Handling the criticism is never easy, especially if those critical are close to you. I recommend trying to explain things as well as you can, but not to hold your breath about them understanding. Remember, they haven’t read the books you have, listened to the podcasts you have, or understood what it is that you see as a possibility. Many of them are programmed by their upbringing or culture to think only in terms of “steady jobs.” Love them even when you feel criticized, and don’t talk about what you’re doing to build your business if you know it will bring up tension or criticism. Build on common ground wherever possible.
Where should aspiring entrepreneurs look to find others who will champion their dream?
A business coach is a great start. Online communities are also a great benefit. I run an online community called Christians in Business. It’s a great place to start for many people. There are many others like it out there as well. Also, you can get involved in learning communities where others are doing the same thing.

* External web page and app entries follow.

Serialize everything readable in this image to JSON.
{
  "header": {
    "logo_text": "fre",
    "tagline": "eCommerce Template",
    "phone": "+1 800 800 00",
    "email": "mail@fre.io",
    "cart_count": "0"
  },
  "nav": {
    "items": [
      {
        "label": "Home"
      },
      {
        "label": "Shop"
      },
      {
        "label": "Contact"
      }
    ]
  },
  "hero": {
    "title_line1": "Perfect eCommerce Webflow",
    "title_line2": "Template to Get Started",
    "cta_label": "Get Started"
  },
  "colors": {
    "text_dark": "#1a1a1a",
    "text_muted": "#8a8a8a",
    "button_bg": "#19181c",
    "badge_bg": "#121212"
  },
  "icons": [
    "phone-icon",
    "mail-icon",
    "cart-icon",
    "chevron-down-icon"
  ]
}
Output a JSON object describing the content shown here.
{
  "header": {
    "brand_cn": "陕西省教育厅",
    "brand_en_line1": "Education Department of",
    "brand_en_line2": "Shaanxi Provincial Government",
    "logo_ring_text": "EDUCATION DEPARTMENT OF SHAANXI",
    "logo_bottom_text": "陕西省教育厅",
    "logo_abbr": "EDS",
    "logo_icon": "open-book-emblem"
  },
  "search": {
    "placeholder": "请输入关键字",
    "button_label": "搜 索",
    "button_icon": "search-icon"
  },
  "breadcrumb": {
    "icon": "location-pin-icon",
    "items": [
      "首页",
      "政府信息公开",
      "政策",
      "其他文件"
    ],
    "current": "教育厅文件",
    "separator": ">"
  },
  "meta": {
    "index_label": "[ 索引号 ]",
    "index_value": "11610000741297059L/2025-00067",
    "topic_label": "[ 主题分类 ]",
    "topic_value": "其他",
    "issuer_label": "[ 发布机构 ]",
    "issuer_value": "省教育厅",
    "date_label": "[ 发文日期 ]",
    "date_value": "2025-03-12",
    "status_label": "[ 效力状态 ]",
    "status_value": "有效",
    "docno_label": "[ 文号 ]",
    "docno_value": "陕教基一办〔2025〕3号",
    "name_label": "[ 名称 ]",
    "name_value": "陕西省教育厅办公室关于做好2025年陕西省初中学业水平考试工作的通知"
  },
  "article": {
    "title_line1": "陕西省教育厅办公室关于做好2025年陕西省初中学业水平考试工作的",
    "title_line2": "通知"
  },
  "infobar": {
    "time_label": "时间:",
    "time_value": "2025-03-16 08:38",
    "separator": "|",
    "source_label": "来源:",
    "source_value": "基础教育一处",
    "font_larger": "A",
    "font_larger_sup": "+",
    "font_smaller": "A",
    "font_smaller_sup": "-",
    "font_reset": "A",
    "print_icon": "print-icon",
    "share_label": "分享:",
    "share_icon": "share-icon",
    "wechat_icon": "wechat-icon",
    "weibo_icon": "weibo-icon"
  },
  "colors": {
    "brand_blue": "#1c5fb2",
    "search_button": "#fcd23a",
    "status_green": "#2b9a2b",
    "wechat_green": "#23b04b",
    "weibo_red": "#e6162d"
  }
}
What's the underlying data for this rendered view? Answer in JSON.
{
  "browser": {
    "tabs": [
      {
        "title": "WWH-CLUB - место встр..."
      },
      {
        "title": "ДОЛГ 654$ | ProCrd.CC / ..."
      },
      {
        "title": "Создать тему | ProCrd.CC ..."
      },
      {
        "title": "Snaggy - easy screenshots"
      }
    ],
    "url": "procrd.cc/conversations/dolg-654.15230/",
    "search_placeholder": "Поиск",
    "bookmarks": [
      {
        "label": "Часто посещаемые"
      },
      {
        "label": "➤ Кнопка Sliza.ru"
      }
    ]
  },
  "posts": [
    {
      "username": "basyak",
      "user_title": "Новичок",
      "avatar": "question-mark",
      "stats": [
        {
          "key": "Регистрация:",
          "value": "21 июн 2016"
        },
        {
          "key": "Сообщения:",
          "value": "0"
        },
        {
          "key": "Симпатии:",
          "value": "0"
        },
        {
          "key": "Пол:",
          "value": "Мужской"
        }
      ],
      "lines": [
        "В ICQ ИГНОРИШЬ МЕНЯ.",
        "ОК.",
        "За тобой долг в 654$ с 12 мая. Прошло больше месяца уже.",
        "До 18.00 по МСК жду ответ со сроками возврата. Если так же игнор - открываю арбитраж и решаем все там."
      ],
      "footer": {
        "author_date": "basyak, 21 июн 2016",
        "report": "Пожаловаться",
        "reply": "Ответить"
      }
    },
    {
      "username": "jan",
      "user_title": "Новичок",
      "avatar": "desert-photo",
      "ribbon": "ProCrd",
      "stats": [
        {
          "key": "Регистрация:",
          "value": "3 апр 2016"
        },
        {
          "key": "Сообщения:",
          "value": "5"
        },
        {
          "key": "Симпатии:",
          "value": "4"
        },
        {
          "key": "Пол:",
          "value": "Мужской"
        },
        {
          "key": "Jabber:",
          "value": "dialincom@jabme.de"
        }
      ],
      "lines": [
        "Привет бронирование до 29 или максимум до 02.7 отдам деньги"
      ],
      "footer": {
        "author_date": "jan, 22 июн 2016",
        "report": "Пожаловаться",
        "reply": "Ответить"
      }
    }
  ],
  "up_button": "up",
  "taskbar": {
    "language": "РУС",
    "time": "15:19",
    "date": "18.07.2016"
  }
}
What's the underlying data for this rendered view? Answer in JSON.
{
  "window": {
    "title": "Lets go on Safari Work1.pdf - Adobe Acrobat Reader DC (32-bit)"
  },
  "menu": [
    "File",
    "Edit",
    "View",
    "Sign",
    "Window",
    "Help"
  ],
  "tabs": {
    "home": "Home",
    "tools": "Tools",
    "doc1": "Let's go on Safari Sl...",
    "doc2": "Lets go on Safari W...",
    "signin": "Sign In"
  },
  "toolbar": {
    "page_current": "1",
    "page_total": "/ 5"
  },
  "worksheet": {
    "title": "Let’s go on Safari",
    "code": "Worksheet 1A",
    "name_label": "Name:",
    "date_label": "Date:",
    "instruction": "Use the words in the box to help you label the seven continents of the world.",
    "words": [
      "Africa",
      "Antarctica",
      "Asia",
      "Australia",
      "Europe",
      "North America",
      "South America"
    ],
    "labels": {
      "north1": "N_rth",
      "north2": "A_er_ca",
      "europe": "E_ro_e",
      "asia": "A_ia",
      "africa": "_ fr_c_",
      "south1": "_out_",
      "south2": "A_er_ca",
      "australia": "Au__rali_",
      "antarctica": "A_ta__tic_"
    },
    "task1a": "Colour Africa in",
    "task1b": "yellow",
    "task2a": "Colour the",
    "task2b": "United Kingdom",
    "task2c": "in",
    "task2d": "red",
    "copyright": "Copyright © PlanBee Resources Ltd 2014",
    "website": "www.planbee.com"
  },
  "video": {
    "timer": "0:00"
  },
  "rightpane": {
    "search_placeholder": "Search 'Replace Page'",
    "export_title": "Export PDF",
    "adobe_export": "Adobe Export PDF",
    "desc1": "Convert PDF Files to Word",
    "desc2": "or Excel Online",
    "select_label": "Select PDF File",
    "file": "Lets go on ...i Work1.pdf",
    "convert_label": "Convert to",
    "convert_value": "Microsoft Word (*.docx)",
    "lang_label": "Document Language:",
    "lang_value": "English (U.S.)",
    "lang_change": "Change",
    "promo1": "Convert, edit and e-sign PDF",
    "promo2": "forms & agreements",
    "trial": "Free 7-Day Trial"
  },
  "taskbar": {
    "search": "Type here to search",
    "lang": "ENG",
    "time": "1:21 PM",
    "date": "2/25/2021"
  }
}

I am interested in how you cope with uncertainty. Share a story about a decision you had to make “in the dark.” How did you proceed? Ultimately, did it require faith to make that decision?
The most uncertain decision I’ve had to make so far came at the point when I felt I needed to be outsourcing work. I saw it as a necessary thing if I wanted to grow the business, but I wasn’t sure if I’d be able to organize it and afford it. Still, I took the leap. In the end it turned out to be too early, and I had to draw it back in within a short amount of time. Now I’m making plans to outsource more work, but only when I can tell I’m ready financially.
Do you believe faith in God is relevant to running your business?
God is the only reason I do my business. He’s the only strength I have to do it. He’s the life of it, and the goal of it. I’m doing this to carry out His purposes.
When did you most want to give up on your business, and how did you persist through that time?
I wanted to quit not long ago. I’d made some mistakes that cost me some clients, and at the same time had some clients cancel their service for unrelated reasons. I questioned myself a lot at that point. I wrote a blog post about the process I went through. Here are the main points:
- When you’re in the thick of it, get some space to think without pressure.
- Look at the situation honestly. It might actually be time to quit.
- Look back at what led to your discouraging moment and learn from it.
Is there ever a time it is good to quit?
I do believe there are times that an entrepreneur should call it quits. Perhaps a wrong decision was made about the type of business you began. Perhaps you have made missteps that are irrecoverable. Perhaps you’re not cut out for it. Those are all valid possibilities. They must be carefully assessed at a moment when you’re not stuck in the emotion of discouragement and failure.
What is one mistake most new business owners make, and how can we avoid it?
The one mistake I see most often is that entrepreneurs don’t put in enough time researching the market they will be serving. Patience is required. Hard work is required. You can’t shortcut it. You have to do the diligence required to find out the truth about the areas you want to serve so that you can serve them best, or not enter it if it’s not a profitable area of service.
What book have you read that will best help a prospective business owner, and why?
I recommend the Christian book Humility by Andrew Murray for entrepreneurs. Every one of us, Christian or not, has to learn that our business is not about us. We are in business to serve. People matter, whether we wind up having them as clients and customers or not. We need personal humility to live the entrepreneurial life we are meant to live.
Do you have any special offers for our sidepreneurs?
For anyone who contacts me personally I’d love to send a copy of my two ebook set, “Entrepreneur Mind Hacks.” And, anyone who would like my free audio course “Spirit Led Business” can get it on my website.